Preventive spending adds up to saving money
Taking care of what you already own makes sense. Preventive spending – that is, spending small amounts of money on maintenance – can save you big in the long run.
When a toy, item of clothing, or household appliance becomes damaged, you could toss it and buy a new one. Or, you could spend a little time and effort to mend it. You’ve reduced waste, avoided impulse purchases at the store, and saved yourself a few dollars.
When a toy, item of clothing, or household appliance becomes damaged, you could toss it and buy a new one. Or, you could spend a little time and effort to mend it.

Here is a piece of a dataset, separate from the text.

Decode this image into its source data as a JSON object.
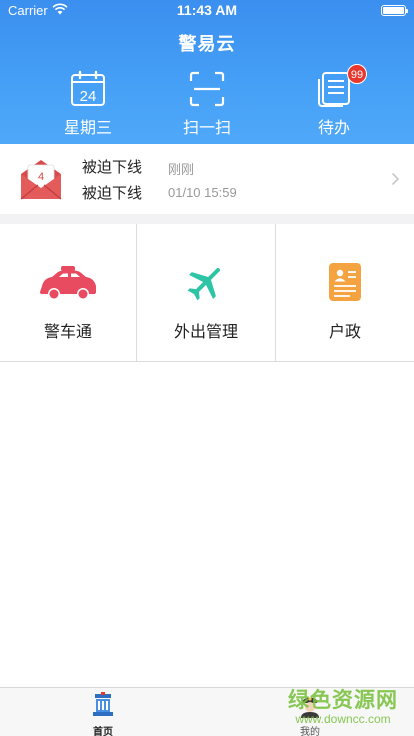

Sometimes, you’ll decide it’s time to buy something new or to call in the professionals. That’s fine – just make sure the expense fits your current budget. When you’ve actively weighed your options and made a decision that aligns with your goals, that’s smart financial planning.
Take time to enjoy your savings
You’ve worked hard to save for retirement and now you are enjoying the benefits. Or are you? With the switch from growing your savings to withdrawing them, anxiety about spending money can set in.
While it’s good to be careful with your money, being too frugal can be problematic. Excessive saving and worrying about every dollar you spend can cause you stress, create tension with your partner, and alienate family and friends.
To avoid the stress around spending, put together a financial plan for retirement that provides an overview of how much income you can comfortably withdraw annually. Reviewing your financial situation will provide you the opportunity to discuss how you want to spend your time and money. It will also allow you to take control of your finances so you can start doing the things you’ve always dreamed about.